Our criminal defense attorneys recently defended a juvenile client who had been charged and arrested for 1st degree Robbery. The State alleged the following facts; first that our client along with three other accomplices, including his brother, had confronted the victim in a park while walking home. Then the group of males pushed the victim to the ground and began assaulting him by punching him several times. Then one of the assailants pulled a knife and demanded the victim’s cell phone. The State further alleged, that before it could go any farther, bystanders came to the rescue of the victim and the four assailants fled on foot. The victim was escorted to police headquarters where he was able to identity two of the individuals involved and give descriptions of the other two. Based on the victim’s first hand identification, our client and his brother were both arrested and charged with 1st degree Robbery, 3rd degree Possession of a Weapon for Unlawful Purposes, and 4th Unlawful Possession of a Weapon.
The case originally started with custodial (incarceration) offers on the table. But we maintained our client’s “not guilty” plea and began attacking weaknesses in the State’s case against our client. Although the State had a firsthand identification by the victim witness, there was no knife ever found, none of the victim’s property was taken and our client did not make an incriminating statement. Using this information, we prepped the case for trial. On the last status conference before the trial, the State conceded to the deficiencies in their proofs and it was ultimately decided that our client would receive an adjourned disposition and plead guilty to a disorderly persons offense of Simple Assault and all other charges to be dismissed. The adjourned disposition meant that upon a successful completion of probation, the guilty plea would also be dismissed in its entirety, leaving our client with no criminal or juvenile record.
State v. V.C.
Our theft defense attorneys recently represented a client who had been arrested for committing a substantial theft against port authority and E-ZPass in excess of over $50,000. This extraordinary amount was accumulated over 5 years of never or very rarely paying tolls as our client commuted daily to and from New York City. Our client was pulled over by a police officer as he drove through the toll plaza because he recognized his car and license plate from earlier reports of unpaid tolls.

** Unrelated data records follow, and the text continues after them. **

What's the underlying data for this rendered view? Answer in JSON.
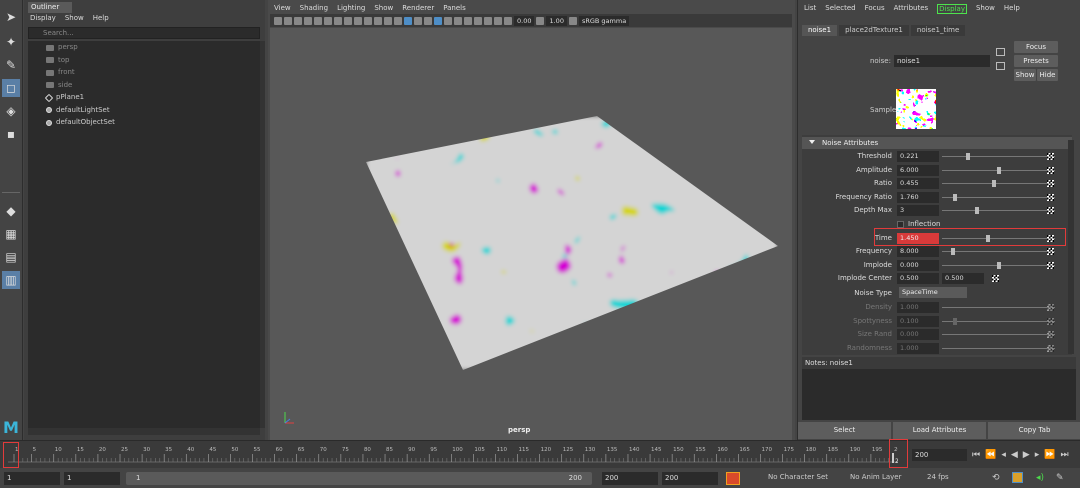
{
  "outliner": {
    "tab": "Outliner",
    "menu": [
      "Display",
      "Show",
      "Help"
    ],
    "search_placeholder": "Search...",
    "items": [
      {
        "label": "persp",
        "kind": "camera",
        "dim": true
      },
      {
        "label": "top",
        "kind": "camera",
        "dim": true
      },
      {
        "label": "front",
        "kind": "camera",
        "dim": true
      },
      {
        "label": "side",
        "kind": "camera",
        "dim": true
      },
      {
        "label": "pPlane1",
        "kind": "mesh",
        "dim": false
      },
      {
        "label": "defaultLightSet",
        "kind": "set",
        "dim": false
      },
      {
        "label": "defaultObjectSet",
        "kind": "set",
        "dim": false
      }
    ]
  },
  "viewport": {
    "menu": [
      "View",
      "Shading",
      "Lighting",
      "Show",
      "Renderer",
      "Panels"
    ],
    "exposure": "0.00",
    "gamma": "1.00",
    "color_space": "sRGB gamma",
    "camera_label": "persp"
  },
  "attr": {
    "menu": [
      "List",
      "Selected",
      "Focus",
      "Attributes",
      "Display",
      "Show",
      "Help"
    ],
    "menu_highlight": "Display",
    "tabs": [
      "noise1",
      "place2dTexture1",
      "noise1_time"
    ],
    "node_label": "noise:",
    "node_name": "noise1",
    "focus_label": "Focus",
    "presets_label": "Presets",
    "show_label": "Show",
    "hide_label": "Hide",
    "sample_label": "Sample",
    "section_title": "Noise Attributes",
    "rows": [
      {
        "label": "Threshold",
        "value": "0.221",
        "pos": 0.221
      },
      {
        "label": "Amplitude",
        "value": "6.000",
        "pos": 0.5
      },
      {
        "label": "Ratio",
        "value": "0.455",
        "pos": 0.455
      },
      {
        "label": "Frequency Ratio",
        "value": "1.760",
        "pos": 0.1
      },
      {
        "label": "Depth Max",
        "value": "3",
        "pos": 0.3
      }
    ],
    "inflection_label": "Inflection",
    "time": {
      "label": "Time",
      "value": "1.450",
      "pos": 0.4
    },
    "rows2": [
      {
        "label": "Frequency",
        "value": "8.000",
        "pos": 0.08
      },
      {
        "label": "Implode",
        "value": "0.000",
        "pos": 0.5
      }
    ],
    "implode_center": {
      "label": "Implode Center",
      "x": "0.500",
      "y": "0.500"
    },
    "noise_type": {
      "label": "Noise Type",
      "value": "SpaceTime"
    },
    "dim_rows": [
      {
        "label": "Density",
        "value": "1.000",
        "pos": 0.95
      },
      {
        "label": "Spottyness",
        "value": "0.100",
        "pos": 0.1
      },
      {
        "label": "Size Rand",
        "value": "0.000",
        "pos": 0.95
      },
      {
        "label": "Randomness",
        "value": "1.000",
        "pos": 0.95
      }
    ],
    "notes_label": "Notes:  noise1",
    "buttons": [
      "Select",
      "Load Attributes",
      "Copy Tab"
    ]
  },
  "timeline": {
    "ticks": [
      "1",
      "5",
      "10",
      "15",
      "20",
      "25",
      "30",
      "35",
      "40",
      "45",
      "50",
      "55",
      "60",
      "65",
      "70",
      "75",
      "80",
      "85",
      "90",
      "95",
      "100",
      "105",
      "110",
      "115",
      "120",
      "125",
      "130",
      "135",
      "140",
      "145",
      "150",
      "155",
      "160",
      "165",
      "170",
      "175",
      "180",
      "185",
      "190",
      "195",
      "200"
    ],
    "current_frame": "200",
    "frame_field": "200"
  },
  "range": {
    "start": "1",
    "start2": "1",
    "bar_start": "1",
    "bar_end": "200",
    "end": "200",
    "end2": "200",
    "character_set": "No Character Set",
    "anim_layer": "No Anim Layer",
    "fps": "24 fps"
  },
  "colors": {
    "accent": "#5a7fa6",
    "highlight": "#e23b3b",
    "display_menu": "#4de34d"
  }
}
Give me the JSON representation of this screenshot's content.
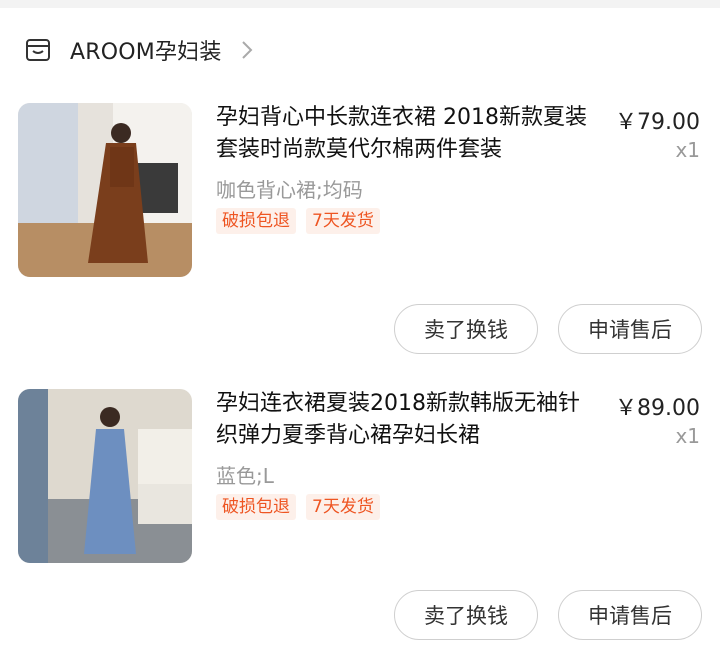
{
  "store": {
    "name": "AROOM孕妇装",
    "icon": "store-icon"
  },
  "items": [
    {
      "title": "孕妇背心中长款连衣裙 2018新款夏装套装时尚款莫代尔棉两件套装",
      "price": "￥79.00",
      "qty": "x1",
      "spec": "咖色背心裙;均码",
      "tags": [
        "破损包退",
        "7天发货"
      ],
      "actions": [
        "卖了换钱",
        "申请售后"
      ]
    },
    {
      "title": "孕妇连衣裙夏装2018新款韩版无袖针织弹力夏季背心裙孕妇长裙",
      "price": "￥89.00",
      "qty": "x1",
      "spec": "蓝色;L",
      "tags": [
        "破损包退",
        "7天发货"
      ],
      "actions": [
        "卖了换钱",
        "申请售后"
      ]
    }
  ],
  "colors": {
    "tag_text": "#ee5522",
    "tag_bg": "#fdf0ea"
  }
}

Based on the allegations, he was charged with theft of services in New Jersey.
Anytime you are dealing with a large theft alleging tens of thousands of dollars, the stakes become very steep and the penalties can be extremely serious. However, in this case our client had actually allegedly stolen from the State of New Jersey by depriving them of thousands in tolls owed. This made the situation even more serious because prosecutors typically take a harder stance when the crime is against the government. To make matters more complicated, our client was a professional and was adamant that he could not get convicted of a felony or be sentenced to incarceration because he would lose his job. So we applied our client for Pre-Trial Intervention “PTI” and began working with the prosecutor during the review process to work out the particulars and challenge the actual amount of theft that they had alleged. In the end our client was able to get admitted into PTI without making any admission of wrong doing. Once the 12 month period of PTI is successfully completed the charges will be dismissed in their entirety. If you would like to learn more about how our Jersey City Theft Lawyers can help you, such as the example above, then contact our office today for a free consultation.
State v. T.D. decided on May 23, 2017
picture compliments of nj.com